Bills linebacker Kawika Mitchell is teaming up with New York Giants defensive end Mathias Kiwanuka in a charity effort to help villages in Kiwanuka's native Uganda, while also taking in some of the unique experiences that the African nation has to offer. In this installment of Mitchell's blog from Uganda, the Bills linebacker shares his induction into an Ugandan tribe and gives an update on the running water project for a local school.
Well Bills fans this trip to Uganda could not be all play and no work, so Mathias and I got a good workout in Thursday morning.
I got my work done in the pool, where I did sprints and different stretches. Remember I'm still rehabbing from my torn quadricep. Things are good though. I'm pleased with my progress. We followed up the pool work with a good circuit in the gym at the hotel. Normal intense work.
As I mentioned in my last entry we were scheduled to attend a tribal dance performance. There was no real dress code for the event although the majority of people here, especially the elders, are usually dressed nice. Most wear button up shirts, slacks and a sport coat, even as hot as it is here.
One of the best parts of the event was when they presented us with a Lubugo, which is a piece of clothing that's been made by hand since the old days.

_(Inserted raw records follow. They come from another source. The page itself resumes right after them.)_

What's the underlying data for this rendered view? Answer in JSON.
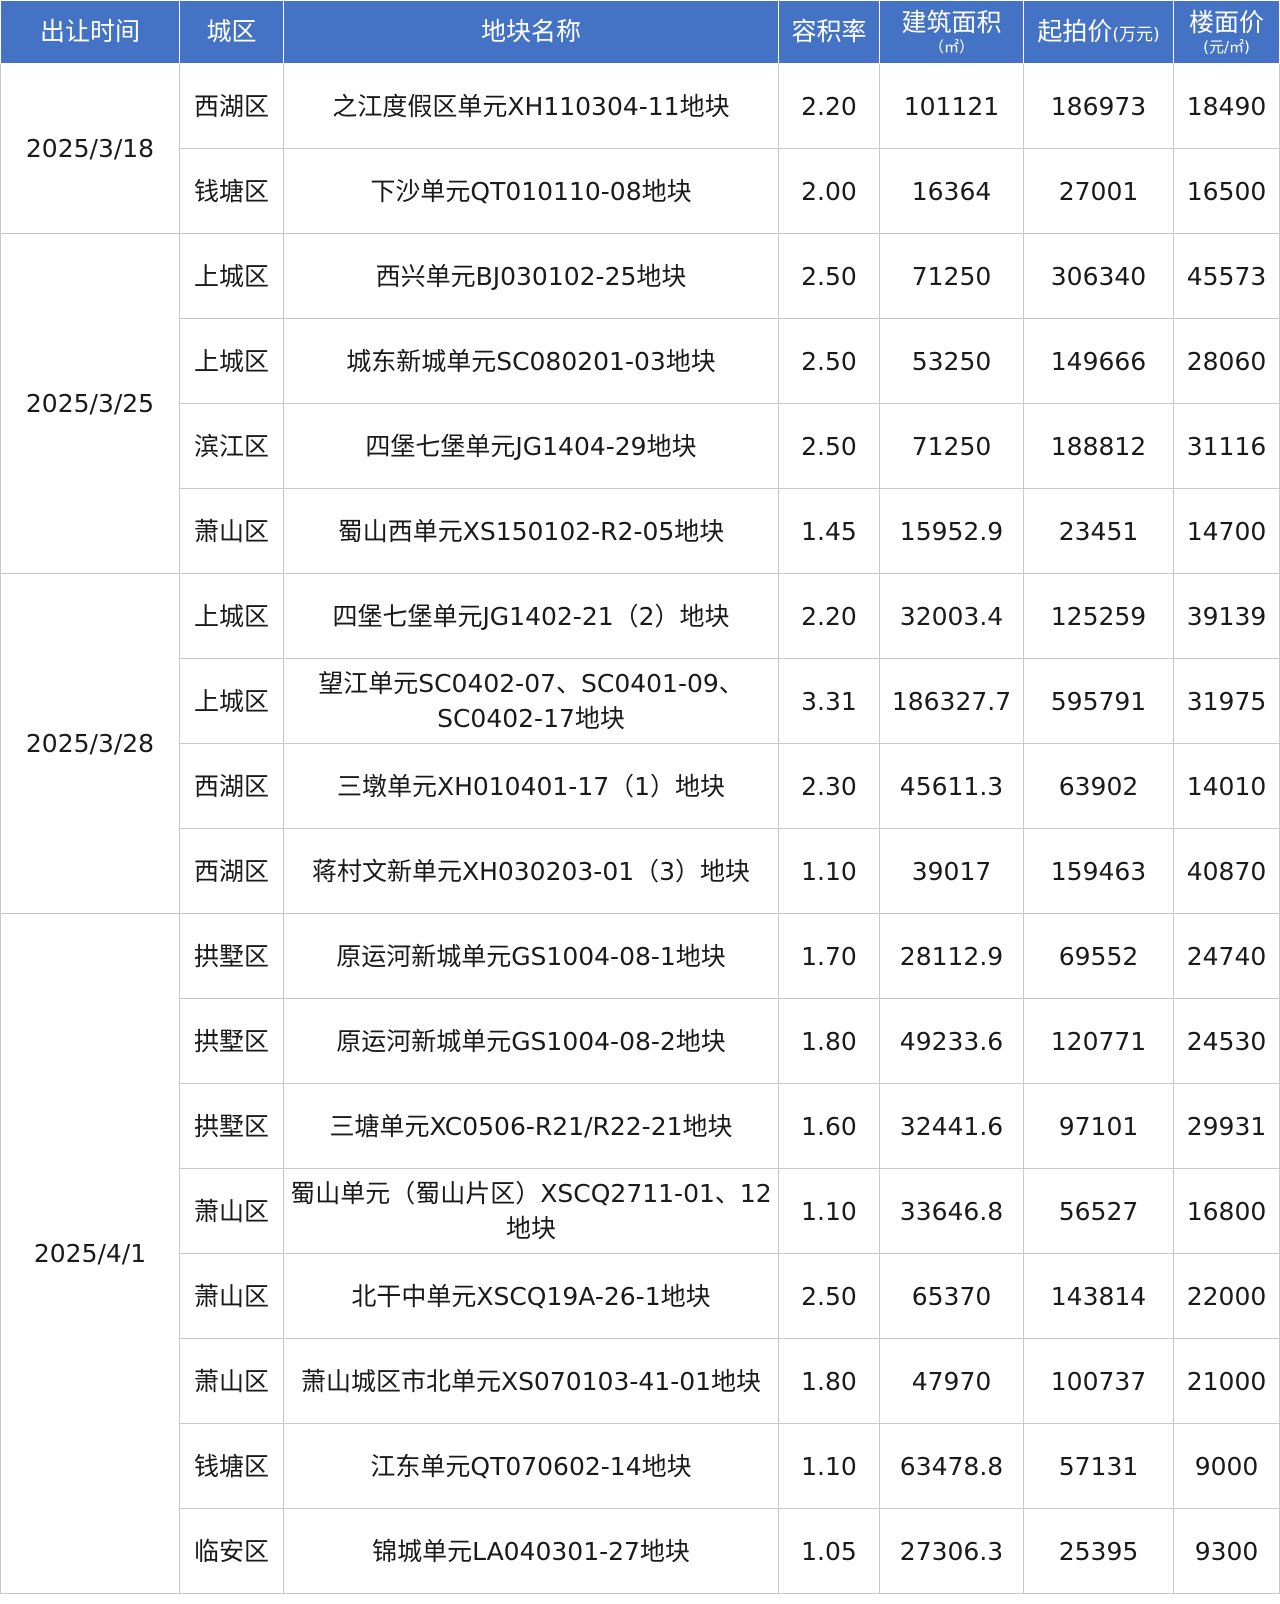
{
  "header": {
    "date": "出让时间",
    "district": "城区",
    "name": "地块名称",
    "far": "容积率",
    "area": "建筑面积",
    "area_unit": "（㎡）",
    "price": "起拍价",
    "price_unit": "(万元)",
    "floor_price": "楼面价",
    "floor_price_unit": "(元/㎡)"
  },
  "groups": [
    {
      "date": "2025/3/18",
      "rows": [
        {
          "district": "西湖区",
          "name": "之江度假区单元XH110304-11地块",
          "far": "2.20",
          "area": "101121",
          "price": "186973",
          "floor_price": "18490"
        },
        {
          "district": "钱塘区",
          "name": "下沙单元QT010110-08地块",
          "far": "2.00",
          "area": "16364",
          "price": "27001",
          "floor_price": "16500"
        }
      ]
    },
    {
      "date": "2025/3/25",
      "rows": [
        {
          "district": "上城区",
          "name": "西兴单元BJ030102-25地块",
          "far": "2.50",
          "area": "71250",
          "price": "306340",
          "floor_price": "45573"
        },
        {
          "district": "上城区",
          "name": "城东新城单元SC080201-03地块",
          "far": "2.50",
          "area": "53250",
          "price": "149666",
          "floor_price": "28060"
        },
        {
          "district": "滨江区",
          "name": "四堡七堡单元JG1404-29地块",
          "far": "2.50",
          "area": "71250",
          "price": "188812",
          "floor_price": "31116"
        },
        {
          "district": "萧山区",
          "name": "蜀山西单元XS150102-R2-05地块",
          "far": "1.45",
          "area": "15952.9",
          "price": "23451",
          "floor_price": "14700"
        }
      ]
    },
    {
      "date": "2025/3/28",
      "rows": [
        {
          "district": "上城区",
          "name": "四堡七堡单元JG1402-21（2）地块",
          "far": "2.20",
          "area": "32003.4",
          "price": "125259",
          "floor_price": "39139"
        },
        {
          "district": "上城区",
          "name": "望江单元SC0402-07、SC0401-09、SC0402-17地块",
          "far": "3.31",
          "area": "186327.7",
          "price": "595791",
          "floor_price": "31975"
        },
        {
          "district": "西湖区",
          "name": "三墩单元XH010401-17（1）地块",
          "far": "2.30",
          "area": "45611.3",
          "price": "63902",
          "floor_price": "14010"
        },
        {
          "district": "西湖区",
          "name": "蒋村文新单元XH030203-01（3）地块",
          "far": "1.10",
          "area": "39017",
          "price": "159463",
          "floor_price": "40870"
        }
      ]
    },
    {
      "date": "2025/4/1",
      "rows": [
        {
          "district": "拱墅区",
          "name": "原运河新城单元GS1004-08-1地块",
          "far": "1.70",
          "area": "28112.9",
          "price": "69552",
          "floor_price": "24740"
        },
        {
          "district": "拱墅区",
          "name": "原运河新城单元GS1004-08-2地块",
          "far": "1.80",
          "area": "49233.6",
          "price": "120771",
          "floor_price": "24530"
        },
        {
          "district": "拱墅区",
          "name": "三塘单元XC0506-R21/R22-21地块",
          "far": "1.60",
          "area": "32441.6",
          "price": "97101",
          "floor_price": "29931"
        },
        {
          "district": "萧山区",
          "name": "蜀山单元（蜀山片区）XSCQ2711-01、12地块",
          "far": "1.10",
          "area": "33646.8",
          "price": "56527",
          "floor_price": "16800"
        },
        {
          "district": "萧山区",
          "name": "北干中单元XSCQ19A-26-1地块",
          "far": "2.50",
          "area": "65370",
          "price": "143814",
          "floor_price": "22000"
        },
        {
          "district": "萧山区",
          "name": "萧山城区市北单元XS070103-41-01地块",
          "far": "1.80",
          "area": "47970",
          "price": "100737",
          "floor_price": "21000"
        },
        {
          "district": "钱塘区",
          "name": "江东单元QT070602-14地块",
          "far": "1.10",
          "area": "63478.8",
          "price": "57131",
          "floor_price": "9000"
        },
        {
          "district": "临安区",
          "name": "锦城单元LA040301-27地块",
          "far": "1.05",
          "area": "27306.3",
          "price": "25395",
          "floor_price": "9300"
        }
      ]
    }
  ]
}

One of the performances was a description of how they make the clothing and after the dance/story Mathias' grandfather presented us with the Lubugos.
The process was also a ceremony welcoming us into the Buganda family/tribe. The Buganda Tribe is the people of East Uganda and is the single largest tribe of Uganda. It was explained to me as "everyone, everything around me." It was an unexpected event but a very special one.
The dances were performed by some of the students of the school. They did three different dances. The first described the making of the lubugo. The second was the story of boys becoming men and the growth they go through before finding a wife and having their own family. Last, was another welcoming dance, which included one that asked for offerings. All of the dances had a sense of humor to them, especially the last dance. You had to see it to know what I mean by that.
After the ceremony we met with the staff of the school as well as the contractor of the running water project and discussed the details of how the water will be pumped and stored. It was a question and answer session for us to become familiar with the process.
Mathias has already donated enough to start the project and the rest of the money will come from other sources, such as, myself, my close friend Brian Schoenbaum, who accompanied us on the trip, and any other outside sources available. The timeline of the process has yet to be determined but the work will be done as soon as possible.
They asked us to say a few words including what our professions are and when I said I played professional football, none of the kids really had any idea what that was. Professionals to them are considered doctors, lawyers and such. It definitely puts things into perspective when people don't even know what it is I do for a living or the simple fact that I get paid to do it.
The trip is winding down, but we've got more visiting and learning about the country for the rest of our stay. I'm lucky to be here with locals and people that have so much knowledge of this land and its history. Catch up with you Bills fans when my trip comes to a close.